* Supplied material:
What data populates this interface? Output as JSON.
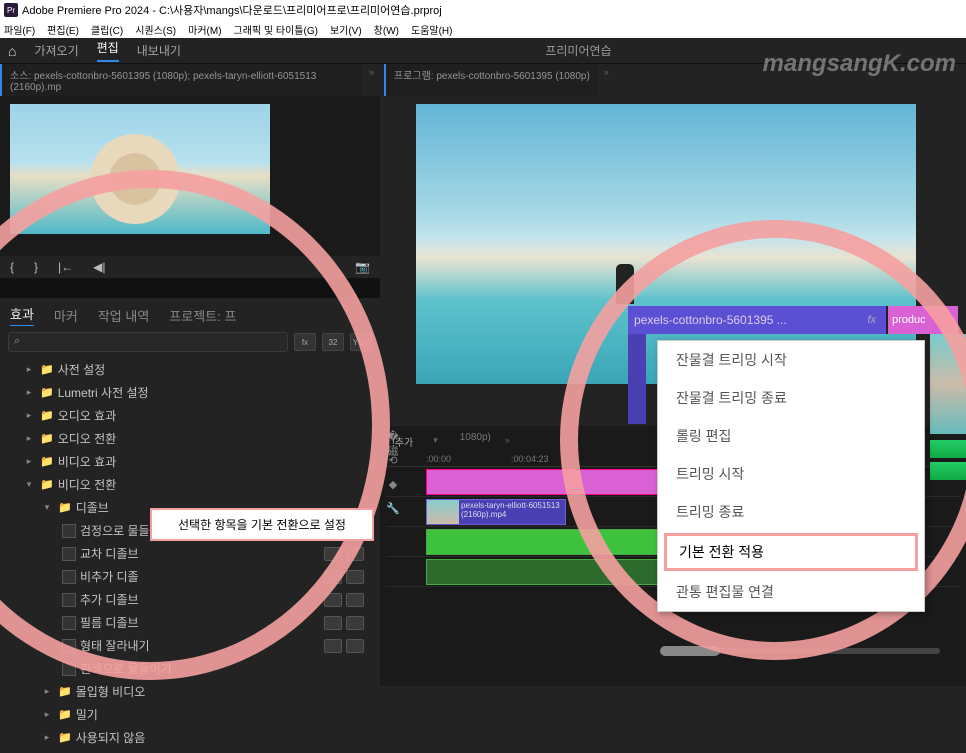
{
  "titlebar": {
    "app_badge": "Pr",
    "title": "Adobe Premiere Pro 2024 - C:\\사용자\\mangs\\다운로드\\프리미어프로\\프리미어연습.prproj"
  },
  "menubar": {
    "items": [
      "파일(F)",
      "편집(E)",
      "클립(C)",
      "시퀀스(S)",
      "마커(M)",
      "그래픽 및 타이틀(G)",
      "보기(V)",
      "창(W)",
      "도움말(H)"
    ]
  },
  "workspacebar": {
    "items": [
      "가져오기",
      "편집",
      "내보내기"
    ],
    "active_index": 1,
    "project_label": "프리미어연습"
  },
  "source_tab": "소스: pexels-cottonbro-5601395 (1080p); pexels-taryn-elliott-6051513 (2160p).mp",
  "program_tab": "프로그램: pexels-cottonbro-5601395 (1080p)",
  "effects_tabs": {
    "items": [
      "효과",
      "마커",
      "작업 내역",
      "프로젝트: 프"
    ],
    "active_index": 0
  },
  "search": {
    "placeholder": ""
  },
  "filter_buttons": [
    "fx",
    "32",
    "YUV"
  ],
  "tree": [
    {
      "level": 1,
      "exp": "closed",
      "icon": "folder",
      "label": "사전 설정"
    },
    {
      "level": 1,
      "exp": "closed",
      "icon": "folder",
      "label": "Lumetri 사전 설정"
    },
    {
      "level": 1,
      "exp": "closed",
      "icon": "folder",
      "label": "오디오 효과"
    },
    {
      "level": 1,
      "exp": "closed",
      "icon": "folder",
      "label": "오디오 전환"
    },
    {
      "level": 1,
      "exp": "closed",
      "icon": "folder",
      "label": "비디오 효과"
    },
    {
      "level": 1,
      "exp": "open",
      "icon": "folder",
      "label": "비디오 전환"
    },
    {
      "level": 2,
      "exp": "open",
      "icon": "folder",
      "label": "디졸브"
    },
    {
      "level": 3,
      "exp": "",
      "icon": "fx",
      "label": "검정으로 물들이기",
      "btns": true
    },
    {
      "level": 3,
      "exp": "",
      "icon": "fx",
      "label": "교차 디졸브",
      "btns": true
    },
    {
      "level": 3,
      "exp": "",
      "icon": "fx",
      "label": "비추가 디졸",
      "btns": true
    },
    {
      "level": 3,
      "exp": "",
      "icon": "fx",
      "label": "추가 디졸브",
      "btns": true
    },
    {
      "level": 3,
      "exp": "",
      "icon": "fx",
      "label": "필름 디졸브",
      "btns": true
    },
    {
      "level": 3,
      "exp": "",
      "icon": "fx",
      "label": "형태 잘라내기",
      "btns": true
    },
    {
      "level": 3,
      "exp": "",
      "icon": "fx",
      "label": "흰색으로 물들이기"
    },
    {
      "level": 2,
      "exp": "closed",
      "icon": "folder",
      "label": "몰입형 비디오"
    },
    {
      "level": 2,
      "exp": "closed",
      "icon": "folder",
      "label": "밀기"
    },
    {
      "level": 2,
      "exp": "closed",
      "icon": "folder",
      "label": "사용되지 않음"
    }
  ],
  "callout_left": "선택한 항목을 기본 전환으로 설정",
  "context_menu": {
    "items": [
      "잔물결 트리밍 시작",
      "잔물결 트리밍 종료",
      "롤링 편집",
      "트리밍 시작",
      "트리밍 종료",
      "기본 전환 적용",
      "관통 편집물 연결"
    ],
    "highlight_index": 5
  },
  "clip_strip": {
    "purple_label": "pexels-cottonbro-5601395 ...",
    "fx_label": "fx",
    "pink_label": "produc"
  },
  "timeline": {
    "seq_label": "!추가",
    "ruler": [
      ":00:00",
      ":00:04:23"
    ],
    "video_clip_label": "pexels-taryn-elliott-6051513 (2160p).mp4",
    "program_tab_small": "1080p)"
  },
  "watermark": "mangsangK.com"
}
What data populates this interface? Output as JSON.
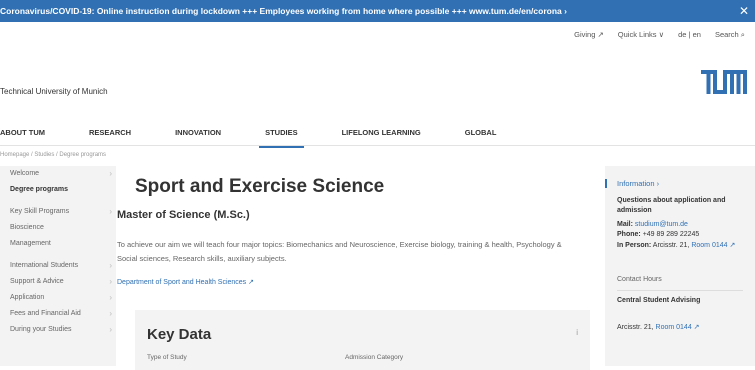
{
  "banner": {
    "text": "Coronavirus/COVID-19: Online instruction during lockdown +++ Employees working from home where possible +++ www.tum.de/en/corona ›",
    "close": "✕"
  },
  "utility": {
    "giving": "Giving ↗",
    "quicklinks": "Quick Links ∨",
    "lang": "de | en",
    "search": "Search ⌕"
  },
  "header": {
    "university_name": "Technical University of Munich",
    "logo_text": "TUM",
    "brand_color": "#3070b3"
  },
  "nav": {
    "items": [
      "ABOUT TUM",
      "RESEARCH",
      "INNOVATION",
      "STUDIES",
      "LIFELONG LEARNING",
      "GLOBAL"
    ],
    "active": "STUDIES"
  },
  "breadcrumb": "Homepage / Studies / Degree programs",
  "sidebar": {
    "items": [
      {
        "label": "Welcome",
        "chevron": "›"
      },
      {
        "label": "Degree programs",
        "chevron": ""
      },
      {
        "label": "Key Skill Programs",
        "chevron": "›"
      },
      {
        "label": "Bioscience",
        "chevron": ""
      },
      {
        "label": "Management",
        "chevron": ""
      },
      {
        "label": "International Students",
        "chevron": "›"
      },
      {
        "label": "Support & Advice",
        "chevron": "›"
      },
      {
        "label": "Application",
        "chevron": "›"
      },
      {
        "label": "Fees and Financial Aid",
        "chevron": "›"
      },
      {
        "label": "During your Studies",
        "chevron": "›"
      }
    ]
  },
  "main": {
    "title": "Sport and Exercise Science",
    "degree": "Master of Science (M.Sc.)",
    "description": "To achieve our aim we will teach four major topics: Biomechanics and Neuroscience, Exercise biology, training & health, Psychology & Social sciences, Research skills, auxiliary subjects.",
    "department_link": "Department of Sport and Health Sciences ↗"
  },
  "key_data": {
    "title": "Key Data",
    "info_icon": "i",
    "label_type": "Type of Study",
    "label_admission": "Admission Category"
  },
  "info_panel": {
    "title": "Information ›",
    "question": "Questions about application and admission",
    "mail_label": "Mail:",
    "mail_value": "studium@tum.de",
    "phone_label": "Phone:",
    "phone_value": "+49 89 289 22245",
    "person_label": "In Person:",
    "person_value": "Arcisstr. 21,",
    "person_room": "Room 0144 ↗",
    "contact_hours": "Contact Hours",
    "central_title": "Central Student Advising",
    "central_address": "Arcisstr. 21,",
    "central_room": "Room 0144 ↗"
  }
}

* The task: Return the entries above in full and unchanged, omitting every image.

* Solution for this problem:
What data populates this interface? Output as JSON.
{
  "titlebar": {
    "app_badge": "Pr",
    "title": "Adobe Premiere Pro 2024 - C:\\사용자\\mangs\\다운로드\\프리미어프로\\프리미어연습.prproj"
  },
  "menubar": {
    "items": [
      "파일(F)",
      "편집(E)",
      "클립(C)",
      "시퀀스(S)",
      "마커(M)",
      "그래픽 및 타이틀(G)",
      "보기(V)",
      "창(W)",
      "도움말(H)"
    ]
  },
  "workspacebar": {
    "items": [
      "가져오기",
      "편집",
      "내보내기"
    ],
    "active_index": 1,
    "project_label": "프리미어연습"
  },
  "source_tab": "소스: pexels-cottonbro-5601395 (1080p); pexels-taryn-elliott-6051513 (2160p).mp",
  "program_tab": "프로그램: pexels-cottonbro-5601395 (1080p)",
  "effects_tabs": {
    "items": [
      "효과",
      "마커",
      "작업 내역",
      "프로젝트: 프"
    ],
    "active_index": 0
  },
  "search": {
    "placeholder": ""
  },
  "filter_buttons": [
    "fx",
    "32",
    "YUV"
  ],
  "tree": [
    {
      "level": 1,
      "exp": "closed",
      "icon": "folder",
      "label": "사전 설정"
    },
    {
      "level": 1,
      "exp": "closed",
      "icon": "folder",
      "label": "Lumetri 사전 설정"
    },
    {
      "level": 1,
      "exp": "closed",
      "icon": "folder",
      "label": "오디오 효과"
    },
    {
      "level": 1,
      "exp": "closed",
      "icon": "folder",
      "label": "오디오 전환"
    },
    {
      "level": 1,
      "exp": "closed",
      "icon": "folder",
      "label": "비디오 효과"
    },
    {
      "level": 1,
      "exp": "open",
      "icon": "folder",
      "label": "비디오 전환"
    },
    {
      "level": 2,
      "exp": "open",
      "icon": "folder",
      "label": "디졸브"
    },
    {
      "level": 3,
      "exp": "",
      "icon": "fx",
      "label": "검정으로 물들이기",
      "btns": true
    },
    {
      "level": 3,
      "exp": "",
      "icon": "fx",
      "label": "교차 디졸브",
      "btns": true
    },
    {
      "level": 3,
      "exp": "",
      "icon": "fx",
      "label": "비추가 디졸",
      "btns": true
    },
    {
      "level": 3,
      "exp": "",
      "icon": "fx",
      "label": "추가 디졸브",
      "btns": true
    },
    {
      "level": 3,
      "exp": "",
      "icon": "fx",
      "label": "필름 디졸브",
      "btns": true
    },
    {
      "level": 3,
      "exp": "",
      "icon": "fx",
      "label": "형태 잘라내기",
      "btns": true
    },
    {
      "level": 3,
      "exp": "",
      "icon": "fx",
      "label": "흰색으로 물들이기"
    },
    {
      "level": 2,
      "exp": "closed",
      "icon": "folder",
      "label": "몰입형 비디오"
    },
    {
      "level": 2,
      "exp": "closed",
      "icon": "folder",
      "label": "밀기"
    },
    {
      "level": 2,
      "exp": "closed",
      "icon": "folder",
      "label": "사용되지 않음"
    }
  ],
  "callout_left": "선택한 항목을 기본 전환으로 설정",
  "context_menu": {
    "items": [
      "잔물결 트리밍 시작",
      "잔물결 트리밍 종료",
      "롤링 편집",
      "트리밍 시작",
      "트리밍 종료",
      "기본 전환 적용",
      "관통 편집물 연결"
    ],
    "highlight_index": 5
  },
  "clip_strip": {
    "purple_label": "pexels-cottonbro-5601395 ...",
    "fx_label": "fx",
    "pink_label": "produc"
  },
  "timeline": {
    "seq_label": "!추가",
    "ruler": [
      ":00:00",
      ":00:04:23"
    ],
    "video_clip_label": "pexels-taryn-elliott-6051513 (2160p).mp4",
    "program_tab_small": "1080p)"
  },
  "watermark": "mangsangK.com"
}
What data populates this interface? Output as JSON.
{
  "banner": {
    "text": "Coronavirus/COVID-19: Online instruction during lockdown +++ Employees working from home where possible +++ www.tum.de/en/corona ›",
    "close": "✕"
  },
  "utility": {
    "giving": "Giving ↗",
    "quicklinks": "Quick Links ∨",
    "lang": "de | en",
    "search": "Search ⌕"
  },
  "header": {
    "university_name": "Technical University of Munich",
    "logo_text": "TUM",
    "brand_color": "#3070b3"
  },
  "nav": {
    "items": [
      "ABOUT TUM",
      "RESEARCH",
      "INNOVATION",
      "STUDIES",
      "LIFELONG LEARNING",
      "GLOBAL"
    ],
    "active": "STUDIES"
  },
  "breadcrumb": "Homepage / Studies / Degree programs",
  "sidebar": {
    "items": [
      {
        "label": "Welcome",
        "chevron": "›"
      },
      {
        "label": "Degree programs",
        "chevron": ""
      },
      {
        "label": "Key Skill Programs",
        "chevron": "›"
      },
      {
        "label": "Bioscience",
        "chevron": ""
      },
      {
        "label": "Management",
        "chevron": ""
      },
      {
        "label": "International Students",
        "chevron": "›"
      },
      {
        "label": "Support & Advice",
        "chevron": "›"
      },
      {
        "label": "Application",
        "chevron": "›"
      },
      {
        "label": "Fees and Financial Aid",
        "chevron": "›"
      },
      {
        "label": "During your Studies",
        "chevron": "›"
      }
    ]
  },
  "main": {
    "title": "Sport and Exercise Science",
    "degree": "Master of Science (M.Sc.)",
    "description": "To achieve our aim we will teach four major topics: Biomechanics and Neuroscience, Exercise biology, training & health, Psychology & Social sciences, Research skills, auxiliary subjects.",
    "department_link": "Department of Sport and Health Sciences ↗"
  },
  "key_data": {
    "title": "Key Data",
    "info_icon": "i",
    "label_type": "Type of Study",
    "label_admission": "Admission Category"
  },
  "info_panel": {
    "title": "Information ›",
    "question": "Questions about application and admission",
    "mail_label": "Mail:",
    "mail_value": "studium@tum.de",
    "phone_label": "Phone:",
    "phone_value": "+49 89 289 22245",
    "person_label": "In Person:",
    "person_value": "Arcisstr. 21,",
    "person_room": "Room 0144 ↗",
    "contact_hours": "Contact Hours",
    "central_title": "Central Student Advising",
    "central_address": "Arcisstr. 21,",
    "central_room": "Room 0144 ↗"
  }
}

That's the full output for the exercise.